The denunciations of Daoud are . . . doubly distressing because they conform to a pattern that has become familiar. It goes like this: a writer with liberal ideas emerges from a background in Muslim countries, or perhaps lives there now. The writer proposes criticisms of Islam as it is practiced, or of sexual repression under Islamic domination (a major theme), or of the Islamist movement. The criticisms seem blasphemous to the Islamists and the reactionary imams, who respond in their characteristic fashion.
In the Western countries, intellectuals who mostly think of themselves as progressive make their own inquiry into the writer and his or her ideas. They hope to find oblique and reticent criticisms of a sort that they themselves produce. But they find something else—criticisms that are angrier and more vehement, or more sweeping, or more direct.
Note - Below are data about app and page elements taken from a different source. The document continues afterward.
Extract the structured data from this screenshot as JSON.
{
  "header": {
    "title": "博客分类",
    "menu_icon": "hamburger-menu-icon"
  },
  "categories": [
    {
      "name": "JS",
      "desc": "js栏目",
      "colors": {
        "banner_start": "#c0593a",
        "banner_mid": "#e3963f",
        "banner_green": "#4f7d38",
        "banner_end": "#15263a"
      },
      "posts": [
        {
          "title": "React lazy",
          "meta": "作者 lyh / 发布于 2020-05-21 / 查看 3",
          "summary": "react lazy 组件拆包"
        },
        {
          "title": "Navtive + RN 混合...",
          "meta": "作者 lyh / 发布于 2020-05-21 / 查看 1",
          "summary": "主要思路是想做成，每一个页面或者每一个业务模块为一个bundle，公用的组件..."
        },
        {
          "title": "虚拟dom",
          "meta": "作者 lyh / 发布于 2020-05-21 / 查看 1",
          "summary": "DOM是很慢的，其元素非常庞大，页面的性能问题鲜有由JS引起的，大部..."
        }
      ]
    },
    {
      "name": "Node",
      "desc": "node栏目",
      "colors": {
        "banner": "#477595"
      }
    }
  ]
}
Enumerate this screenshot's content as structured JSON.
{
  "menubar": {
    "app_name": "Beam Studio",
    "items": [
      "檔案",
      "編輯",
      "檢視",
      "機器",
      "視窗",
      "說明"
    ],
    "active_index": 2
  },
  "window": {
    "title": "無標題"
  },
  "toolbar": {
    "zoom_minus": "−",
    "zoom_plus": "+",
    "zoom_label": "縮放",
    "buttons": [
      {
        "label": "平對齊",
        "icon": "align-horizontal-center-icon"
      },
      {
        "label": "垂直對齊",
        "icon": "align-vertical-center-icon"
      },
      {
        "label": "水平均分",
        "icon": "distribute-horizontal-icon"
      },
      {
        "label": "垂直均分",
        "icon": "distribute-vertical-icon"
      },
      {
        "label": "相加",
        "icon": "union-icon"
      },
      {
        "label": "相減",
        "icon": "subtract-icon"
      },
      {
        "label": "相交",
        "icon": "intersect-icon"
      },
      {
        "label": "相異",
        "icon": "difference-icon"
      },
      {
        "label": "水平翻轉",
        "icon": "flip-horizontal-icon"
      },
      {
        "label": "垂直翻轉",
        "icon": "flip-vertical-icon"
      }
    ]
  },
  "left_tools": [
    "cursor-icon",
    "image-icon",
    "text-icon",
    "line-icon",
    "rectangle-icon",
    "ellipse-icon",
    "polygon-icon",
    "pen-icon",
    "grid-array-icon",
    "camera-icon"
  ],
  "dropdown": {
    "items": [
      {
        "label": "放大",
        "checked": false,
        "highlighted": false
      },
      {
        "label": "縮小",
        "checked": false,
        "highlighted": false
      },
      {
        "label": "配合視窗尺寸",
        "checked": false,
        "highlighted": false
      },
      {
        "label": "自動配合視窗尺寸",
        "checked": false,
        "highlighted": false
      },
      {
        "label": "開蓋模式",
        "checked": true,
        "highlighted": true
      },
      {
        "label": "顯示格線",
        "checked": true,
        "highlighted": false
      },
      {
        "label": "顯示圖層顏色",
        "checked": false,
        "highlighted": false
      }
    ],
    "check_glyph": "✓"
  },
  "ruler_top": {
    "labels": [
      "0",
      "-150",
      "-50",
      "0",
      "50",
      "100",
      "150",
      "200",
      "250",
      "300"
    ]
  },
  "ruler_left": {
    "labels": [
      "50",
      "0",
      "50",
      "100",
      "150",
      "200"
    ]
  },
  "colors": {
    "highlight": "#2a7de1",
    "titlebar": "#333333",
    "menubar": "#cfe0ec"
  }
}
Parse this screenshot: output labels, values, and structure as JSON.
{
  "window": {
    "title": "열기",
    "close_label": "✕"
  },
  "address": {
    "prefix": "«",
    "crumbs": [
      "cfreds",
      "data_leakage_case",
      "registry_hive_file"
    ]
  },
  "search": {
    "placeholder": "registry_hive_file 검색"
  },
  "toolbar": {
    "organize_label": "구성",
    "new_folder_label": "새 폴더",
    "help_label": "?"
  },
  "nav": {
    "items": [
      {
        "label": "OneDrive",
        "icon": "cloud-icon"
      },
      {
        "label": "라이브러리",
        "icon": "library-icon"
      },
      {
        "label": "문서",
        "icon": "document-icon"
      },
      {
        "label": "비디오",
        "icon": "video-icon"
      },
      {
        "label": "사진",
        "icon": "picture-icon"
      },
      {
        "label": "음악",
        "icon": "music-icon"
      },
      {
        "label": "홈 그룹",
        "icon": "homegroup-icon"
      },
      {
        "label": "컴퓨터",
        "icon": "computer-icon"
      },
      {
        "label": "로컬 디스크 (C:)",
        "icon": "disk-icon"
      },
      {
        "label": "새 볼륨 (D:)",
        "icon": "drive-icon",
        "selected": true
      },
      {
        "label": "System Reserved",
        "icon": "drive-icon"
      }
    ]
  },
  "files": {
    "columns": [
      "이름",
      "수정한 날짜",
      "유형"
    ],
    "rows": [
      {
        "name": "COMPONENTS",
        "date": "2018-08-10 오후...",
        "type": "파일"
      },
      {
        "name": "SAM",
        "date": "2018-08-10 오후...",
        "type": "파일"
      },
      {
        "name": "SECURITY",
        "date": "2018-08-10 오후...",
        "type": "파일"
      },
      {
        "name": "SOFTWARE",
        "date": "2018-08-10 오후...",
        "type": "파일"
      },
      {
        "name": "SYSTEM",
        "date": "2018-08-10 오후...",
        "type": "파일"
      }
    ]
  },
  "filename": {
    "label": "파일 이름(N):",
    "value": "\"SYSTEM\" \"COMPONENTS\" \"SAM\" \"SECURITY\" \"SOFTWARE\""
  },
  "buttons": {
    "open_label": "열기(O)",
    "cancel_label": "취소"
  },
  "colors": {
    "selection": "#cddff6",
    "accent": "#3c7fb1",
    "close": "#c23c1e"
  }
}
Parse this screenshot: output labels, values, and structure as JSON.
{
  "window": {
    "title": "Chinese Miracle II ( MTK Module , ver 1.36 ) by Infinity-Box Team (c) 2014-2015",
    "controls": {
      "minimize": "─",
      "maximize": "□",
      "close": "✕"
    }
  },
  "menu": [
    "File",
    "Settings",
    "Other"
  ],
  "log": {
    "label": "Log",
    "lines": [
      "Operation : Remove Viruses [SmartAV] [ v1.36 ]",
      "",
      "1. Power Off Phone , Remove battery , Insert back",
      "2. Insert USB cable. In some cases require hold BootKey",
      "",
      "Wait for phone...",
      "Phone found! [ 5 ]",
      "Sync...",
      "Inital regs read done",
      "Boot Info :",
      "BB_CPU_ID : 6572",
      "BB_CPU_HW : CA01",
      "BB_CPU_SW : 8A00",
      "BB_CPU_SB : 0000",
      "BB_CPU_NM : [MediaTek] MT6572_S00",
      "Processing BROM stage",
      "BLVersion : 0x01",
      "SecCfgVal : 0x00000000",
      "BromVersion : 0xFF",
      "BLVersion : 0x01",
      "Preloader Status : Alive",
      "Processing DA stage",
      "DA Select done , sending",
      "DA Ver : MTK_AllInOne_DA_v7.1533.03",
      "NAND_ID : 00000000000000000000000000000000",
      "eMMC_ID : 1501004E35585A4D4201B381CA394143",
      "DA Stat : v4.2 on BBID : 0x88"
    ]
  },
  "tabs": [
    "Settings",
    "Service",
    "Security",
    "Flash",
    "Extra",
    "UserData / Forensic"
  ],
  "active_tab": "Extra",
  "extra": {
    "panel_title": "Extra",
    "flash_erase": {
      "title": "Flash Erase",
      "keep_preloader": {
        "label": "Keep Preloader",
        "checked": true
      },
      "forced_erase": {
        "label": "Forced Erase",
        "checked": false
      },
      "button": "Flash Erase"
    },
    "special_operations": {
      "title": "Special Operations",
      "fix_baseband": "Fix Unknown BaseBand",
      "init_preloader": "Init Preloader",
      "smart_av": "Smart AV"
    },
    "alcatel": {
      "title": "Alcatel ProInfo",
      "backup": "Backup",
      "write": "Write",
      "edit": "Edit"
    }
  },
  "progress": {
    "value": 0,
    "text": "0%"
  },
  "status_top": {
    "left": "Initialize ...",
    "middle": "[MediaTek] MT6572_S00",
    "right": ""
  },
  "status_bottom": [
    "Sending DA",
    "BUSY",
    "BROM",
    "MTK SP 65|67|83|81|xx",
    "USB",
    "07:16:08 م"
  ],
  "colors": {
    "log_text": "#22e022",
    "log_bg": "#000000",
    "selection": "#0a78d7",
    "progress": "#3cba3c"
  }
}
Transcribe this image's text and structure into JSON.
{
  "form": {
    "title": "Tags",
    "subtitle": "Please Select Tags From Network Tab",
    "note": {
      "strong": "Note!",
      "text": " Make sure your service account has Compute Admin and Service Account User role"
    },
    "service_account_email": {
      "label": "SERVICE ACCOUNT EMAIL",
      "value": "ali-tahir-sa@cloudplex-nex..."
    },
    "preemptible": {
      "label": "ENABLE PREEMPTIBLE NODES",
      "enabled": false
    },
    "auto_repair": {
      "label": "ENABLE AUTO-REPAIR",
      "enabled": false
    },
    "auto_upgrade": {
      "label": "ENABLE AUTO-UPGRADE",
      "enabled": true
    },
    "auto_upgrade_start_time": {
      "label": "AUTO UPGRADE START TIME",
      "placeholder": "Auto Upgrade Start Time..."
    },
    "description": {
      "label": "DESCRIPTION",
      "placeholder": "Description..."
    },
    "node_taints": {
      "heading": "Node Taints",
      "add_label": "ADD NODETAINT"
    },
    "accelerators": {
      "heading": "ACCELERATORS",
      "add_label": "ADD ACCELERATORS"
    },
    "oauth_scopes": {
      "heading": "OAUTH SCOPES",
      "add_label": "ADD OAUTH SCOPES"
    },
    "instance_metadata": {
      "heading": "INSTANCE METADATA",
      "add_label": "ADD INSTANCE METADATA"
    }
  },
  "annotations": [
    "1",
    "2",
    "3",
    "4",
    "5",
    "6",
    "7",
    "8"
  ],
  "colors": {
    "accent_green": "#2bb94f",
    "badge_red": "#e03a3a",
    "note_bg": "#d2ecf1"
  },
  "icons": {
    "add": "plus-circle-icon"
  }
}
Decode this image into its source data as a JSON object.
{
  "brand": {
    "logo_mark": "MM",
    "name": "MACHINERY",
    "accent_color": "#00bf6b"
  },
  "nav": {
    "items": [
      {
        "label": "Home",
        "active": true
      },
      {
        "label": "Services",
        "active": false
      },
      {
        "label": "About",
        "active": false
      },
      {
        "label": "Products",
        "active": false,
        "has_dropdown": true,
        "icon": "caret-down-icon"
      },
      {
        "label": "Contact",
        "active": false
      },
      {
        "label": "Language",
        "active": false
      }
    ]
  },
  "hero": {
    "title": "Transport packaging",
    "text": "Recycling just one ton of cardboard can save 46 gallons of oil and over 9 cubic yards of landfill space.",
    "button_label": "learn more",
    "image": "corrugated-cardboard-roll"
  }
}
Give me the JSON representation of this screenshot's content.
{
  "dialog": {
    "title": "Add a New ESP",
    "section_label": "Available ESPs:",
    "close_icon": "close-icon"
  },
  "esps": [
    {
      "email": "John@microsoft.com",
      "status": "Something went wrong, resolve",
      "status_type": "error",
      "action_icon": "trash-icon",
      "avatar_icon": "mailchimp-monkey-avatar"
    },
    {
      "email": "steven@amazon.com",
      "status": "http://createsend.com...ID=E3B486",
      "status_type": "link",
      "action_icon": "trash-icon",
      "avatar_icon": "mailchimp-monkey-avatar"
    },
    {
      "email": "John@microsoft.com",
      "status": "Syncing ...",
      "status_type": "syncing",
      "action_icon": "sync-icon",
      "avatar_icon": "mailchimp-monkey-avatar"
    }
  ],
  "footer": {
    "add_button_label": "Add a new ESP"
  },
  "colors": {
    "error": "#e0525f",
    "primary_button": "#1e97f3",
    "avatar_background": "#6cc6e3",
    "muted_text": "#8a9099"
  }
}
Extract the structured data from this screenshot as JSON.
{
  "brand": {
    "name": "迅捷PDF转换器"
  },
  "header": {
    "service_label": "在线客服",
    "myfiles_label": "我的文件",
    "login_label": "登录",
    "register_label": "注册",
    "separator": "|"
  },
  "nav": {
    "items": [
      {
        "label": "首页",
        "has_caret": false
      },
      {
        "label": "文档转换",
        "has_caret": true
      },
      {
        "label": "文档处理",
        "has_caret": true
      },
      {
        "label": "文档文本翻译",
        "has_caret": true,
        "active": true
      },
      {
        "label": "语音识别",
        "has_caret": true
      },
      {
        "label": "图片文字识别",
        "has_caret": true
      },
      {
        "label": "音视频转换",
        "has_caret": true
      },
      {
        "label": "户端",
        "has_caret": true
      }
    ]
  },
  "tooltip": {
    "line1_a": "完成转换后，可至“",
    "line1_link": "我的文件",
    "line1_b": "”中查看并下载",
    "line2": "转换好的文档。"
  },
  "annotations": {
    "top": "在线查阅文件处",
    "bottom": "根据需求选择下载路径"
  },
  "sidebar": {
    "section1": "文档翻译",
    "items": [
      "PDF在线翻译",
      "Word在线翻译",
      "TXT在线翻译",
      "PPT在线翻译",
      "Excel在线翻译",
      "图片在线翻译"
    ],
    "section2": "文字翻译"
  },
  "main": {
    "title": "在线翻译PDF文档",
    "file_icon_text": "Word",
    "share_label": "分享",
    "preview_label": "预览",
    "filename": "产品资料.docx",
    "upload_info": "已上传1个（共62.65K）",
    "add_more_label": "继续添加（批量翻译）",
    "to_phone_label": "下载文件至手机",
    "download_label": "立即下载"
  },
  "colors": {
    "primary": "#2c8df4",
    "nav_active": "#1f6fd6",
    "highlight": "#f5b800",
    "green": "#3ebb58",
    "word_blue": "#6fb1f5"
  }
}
The Western intellectuals, some of them, recoil in consternation. And, as if liberated from their reticence, they issue their own condemnation of the offending writer, not on grounds of blasphemy but on grounds that purport to be left-wing. The Western intellectuals accuse the liberal from the Muslim world of being a racist against Muslims, or an Islamophobe, or a “native informant” and a tool of imperialism. Sometimes they accuse the liberal from the Muslim world of stupidity, too, or lack of talent.